Canadian Government to Provide “Window” into Decision-Making After Blocking BHP’s Potash Bid
The Canadian Government is set to establish rules with respect to foreign investment within the month after it blocked BHP Billiton of Australia’s $39 billion hostile bid for Saskatchewan’s Potash Corporation, which would have been the biggest takeover this year, on the grounds that it would be bad for Canada.
According to industry Minister Tony Clement, guidelines will come in a statement “in the coming days,” but in the longer term the Canadian government will consider legislation to promote greater openness and transparency around foreign investment.
BHP withdrew the offer on Monday and announced that it has decided to instead spend the money by buying back its own shares and handing money back to its shareholders. Whether that money would have been better spent in Canadian hands is anybody’s guess.
In withdrawing, CEO Marius Kloppers took the unusual step of outlining all the benefits he said the merger would have meant for all stakeholders, but renewed his company’s commitment to “develop a significant presence in the potash industry in Saskatchewan.”
Under the Canada Investment Act, the minister must assess the impact of any foreign investment on six factors including the impact on economic activity and jobs, innovation and Canada’s competitive stance in world markets. Clement deemed the BHP bid failed three of the six requirements of “net benefit” as outlined in the act. Having decided that the takeover fails the test, Canada must now show that it welcomes foreign investment, and it must establish a clearer set of rules.

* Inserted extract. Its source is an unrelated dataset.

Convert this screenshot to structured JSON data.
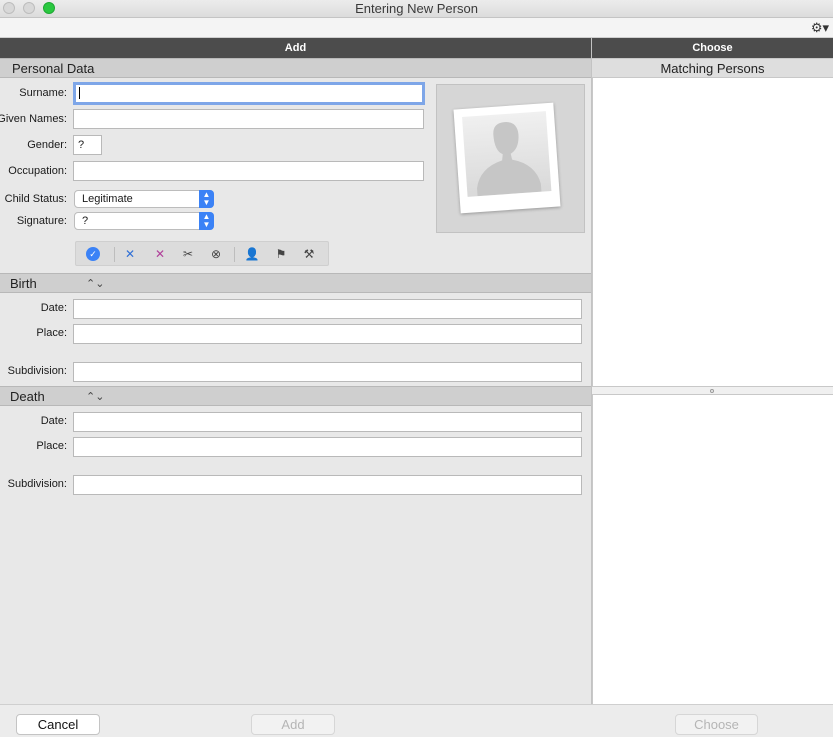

“What I’m proposing to do (is) to give the international investment community a little bit more of a window into how these factors are assessed to determine whether it it likely to be of net benefit to Canada,” Clement said on the sidelines of a conference on competitiveness in the Americas.
I look forward to better understanding Ottawa’s decision. Since BHP had given undertakings to keep the headquarters in Saskatoon, I wonder whether the sale would have hurt Canada, or whether it would have been an incentive for further investment from foreign countries. I worry that we have created a deterrent, instead.
Jonathan Kleiman, BA, JD
Toronto Business Lawyer